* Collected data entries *

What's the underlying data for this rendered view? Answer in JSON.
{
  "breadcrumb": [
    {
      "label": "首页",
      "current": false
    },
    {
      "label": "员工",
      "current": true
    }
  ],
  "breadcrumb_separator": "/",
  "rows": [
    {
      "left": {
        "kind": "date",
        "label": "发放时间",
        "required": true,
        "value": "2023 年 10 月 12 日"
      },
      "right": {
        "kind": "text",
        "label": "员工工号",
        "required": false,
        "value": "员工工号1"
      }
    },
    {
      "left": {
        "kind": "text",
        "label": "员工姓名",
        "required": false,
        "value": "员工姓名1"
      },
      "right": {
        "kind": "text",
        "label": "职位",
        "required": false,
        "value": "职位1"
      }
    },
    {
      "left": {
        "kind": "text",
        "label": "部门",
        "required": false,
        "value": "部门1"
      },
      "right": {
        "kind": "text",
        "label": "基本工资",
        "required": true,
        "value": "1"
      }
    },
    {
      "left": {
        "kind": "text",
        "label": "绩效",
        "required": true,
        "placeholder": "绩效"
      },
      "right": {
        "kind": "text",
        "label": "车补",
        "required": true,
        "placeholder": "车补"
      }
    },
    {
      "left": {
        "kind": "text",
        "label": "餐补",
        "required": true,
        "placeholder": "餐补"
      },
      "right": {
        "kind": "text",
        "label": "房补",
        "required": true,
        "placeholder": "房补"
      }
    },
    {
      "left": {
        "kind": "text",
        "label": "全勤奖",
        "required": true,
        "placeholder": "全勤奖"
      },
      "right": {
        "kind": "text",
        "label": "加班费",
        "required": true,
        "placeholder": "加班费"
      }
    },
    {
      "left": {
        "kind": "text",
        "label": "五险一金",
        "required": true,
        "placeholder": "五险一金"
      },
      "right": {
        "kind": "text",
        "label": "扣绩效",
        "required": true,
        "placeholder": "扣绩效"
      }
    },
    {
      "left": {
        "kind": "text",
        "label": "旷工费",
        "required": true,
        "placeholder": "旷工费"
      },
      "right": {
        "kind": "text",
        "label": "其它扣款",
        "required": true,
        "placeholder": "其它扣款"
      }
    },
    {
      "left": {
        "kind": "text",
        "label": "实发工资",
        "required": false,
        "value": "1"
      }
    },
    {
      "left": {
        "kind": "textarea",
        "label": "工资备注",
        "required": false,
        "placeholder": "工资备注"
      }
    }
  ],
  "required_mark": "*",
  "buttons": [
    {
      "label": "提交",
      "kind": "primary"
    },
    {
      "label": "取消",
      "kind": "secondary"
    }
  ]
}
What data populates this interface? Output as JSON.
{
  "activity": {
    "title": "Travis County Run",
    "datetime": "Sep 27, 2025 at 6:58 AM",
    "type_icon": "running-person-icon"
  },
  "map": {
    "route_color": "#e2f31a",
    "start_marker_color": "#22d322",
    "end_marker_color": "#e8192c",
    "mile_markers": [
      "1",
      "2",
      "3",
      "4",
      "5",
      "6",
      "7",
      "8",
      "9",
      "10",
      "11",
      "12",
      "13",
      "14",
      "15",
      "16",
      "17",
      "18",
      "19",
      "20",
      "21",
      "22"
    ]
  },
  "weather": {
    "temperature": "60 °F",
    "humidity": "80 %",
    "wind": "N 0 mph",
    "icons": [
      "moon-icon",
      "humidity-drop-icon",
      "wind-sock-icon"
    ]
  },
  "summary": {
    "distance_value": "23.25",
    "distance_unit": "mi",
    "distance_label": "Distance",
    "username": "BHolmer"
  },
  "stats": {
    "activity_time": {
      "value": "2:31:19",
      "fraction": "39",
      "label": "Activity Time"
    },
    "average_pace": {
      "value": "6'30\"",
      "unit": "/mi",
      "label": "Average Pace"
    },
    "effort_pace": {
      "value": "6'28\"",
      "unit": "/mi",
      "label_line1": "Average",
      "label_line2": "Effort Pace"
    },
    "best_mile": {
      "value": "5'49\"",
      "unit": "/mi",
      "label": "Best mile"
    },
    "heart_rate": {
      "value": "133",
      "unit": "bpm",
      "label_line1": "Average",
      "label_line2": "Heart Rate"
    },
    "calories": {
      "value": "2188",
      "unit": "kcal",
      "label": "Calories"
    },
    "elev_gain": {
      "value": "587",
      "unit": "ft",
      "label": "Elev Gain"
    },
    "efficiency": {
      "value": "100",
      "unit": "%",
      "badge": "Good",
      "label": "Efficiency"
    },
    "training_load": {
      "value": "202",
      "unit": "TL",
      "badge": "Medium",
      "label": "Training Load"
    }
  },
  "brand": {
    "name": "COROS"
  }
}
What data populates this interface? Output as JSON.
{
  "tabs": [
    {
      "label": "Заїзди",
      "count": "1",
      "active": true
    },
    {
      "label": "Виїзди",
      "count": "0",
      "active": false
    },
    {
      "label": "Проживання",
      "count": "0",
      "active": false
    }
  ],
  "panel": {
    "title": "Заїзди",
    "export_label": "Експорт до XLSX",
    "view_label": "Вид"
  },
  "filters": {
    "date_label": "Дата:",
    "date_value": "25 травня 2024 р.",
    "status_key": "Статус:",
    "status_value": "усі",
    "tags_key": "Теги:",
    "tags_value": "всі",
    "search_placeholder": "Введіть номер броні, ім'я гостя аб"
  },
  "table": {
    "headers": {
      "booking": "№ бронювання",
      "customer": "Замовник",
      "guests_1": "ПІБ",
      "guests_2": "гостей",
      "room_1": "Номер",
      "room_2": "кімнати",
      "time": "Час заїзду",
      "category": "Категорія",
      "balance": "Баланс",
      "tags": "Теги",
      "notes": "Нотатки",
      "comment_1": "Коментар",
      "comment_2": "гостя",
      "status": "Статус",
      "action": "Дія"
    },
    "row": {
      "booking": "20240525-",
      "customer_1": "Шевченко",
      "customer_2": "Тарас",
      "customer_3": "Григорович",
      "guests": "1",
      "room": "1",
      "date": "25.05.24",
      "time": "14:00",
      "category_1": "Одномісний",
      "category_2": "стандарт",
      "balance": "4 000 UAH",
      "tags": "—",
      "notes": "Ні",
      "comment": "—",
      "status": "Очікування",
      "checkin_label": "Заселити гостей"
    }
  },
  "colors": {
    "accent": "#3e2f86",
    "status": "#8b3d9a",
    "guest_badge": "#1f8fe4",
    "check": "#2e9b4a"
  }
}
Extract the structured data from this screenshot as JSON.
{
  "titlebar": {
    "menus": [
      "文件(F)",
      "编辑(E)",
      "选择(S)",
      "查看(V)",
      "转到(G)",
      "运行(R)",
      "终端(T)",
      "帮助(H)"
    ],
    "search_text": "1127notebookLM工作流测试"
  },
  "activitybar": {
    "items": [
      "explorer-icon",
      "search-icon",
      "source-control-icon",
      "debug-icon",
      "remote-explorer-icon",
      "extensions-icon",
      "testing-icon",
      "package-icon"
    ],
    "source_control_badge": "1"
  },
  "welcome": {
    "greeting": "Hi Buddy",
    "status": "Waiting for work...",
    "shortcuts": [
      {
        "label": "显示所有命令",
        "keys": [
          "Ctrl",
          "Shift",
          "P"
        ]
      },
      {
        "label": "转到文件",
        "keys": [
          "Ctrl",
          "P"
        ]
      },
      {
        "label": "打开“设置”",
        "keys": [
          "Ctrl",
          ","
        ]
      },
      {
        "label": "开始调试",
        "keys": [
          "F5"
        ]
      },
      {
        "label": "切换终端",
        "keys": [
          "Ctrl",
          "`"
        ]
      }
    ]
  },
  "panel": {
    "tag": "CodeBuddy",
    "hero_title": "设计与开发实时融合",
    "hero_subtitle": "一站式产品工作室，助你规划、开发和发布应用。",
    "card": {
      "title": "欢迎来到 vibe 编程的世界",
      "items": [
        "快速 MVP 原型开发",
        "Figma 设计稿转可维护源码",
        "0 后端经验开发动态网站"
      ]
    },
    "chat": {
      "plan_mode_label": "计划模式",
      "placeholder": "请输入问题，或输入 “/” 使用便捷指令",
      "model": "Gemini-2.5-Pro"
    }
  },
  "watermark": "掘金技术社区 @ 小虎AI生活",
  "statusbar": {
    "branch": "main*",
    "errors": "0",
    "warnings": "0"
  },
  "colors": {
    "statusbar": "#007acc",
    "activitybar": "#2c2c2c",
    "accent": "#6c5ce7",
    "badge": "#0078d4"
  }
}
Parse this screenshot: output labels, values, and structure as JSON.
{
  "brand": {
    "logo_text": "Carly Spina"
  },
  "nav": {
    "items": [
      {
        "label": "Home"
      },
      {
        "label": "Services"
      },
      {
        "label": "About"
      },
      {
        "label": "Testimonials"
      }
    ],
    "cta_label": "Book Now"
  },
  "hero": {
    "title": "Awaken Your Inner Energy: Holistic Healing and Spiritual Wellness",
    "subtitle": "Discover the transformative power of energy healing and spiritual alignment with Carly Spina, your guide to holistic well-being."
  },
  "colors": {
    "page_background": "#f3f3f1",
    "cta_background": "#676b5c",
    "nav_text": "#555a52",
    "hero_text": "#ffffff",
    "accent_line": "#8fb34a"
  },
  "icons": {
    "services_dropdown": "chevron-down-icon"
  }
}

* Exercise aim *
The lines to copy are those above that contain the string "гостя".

* Exercise solution *
    "search_placeholder": "Введіть номер броні, ім'я гостя аб"
      "comment_2": "гостя",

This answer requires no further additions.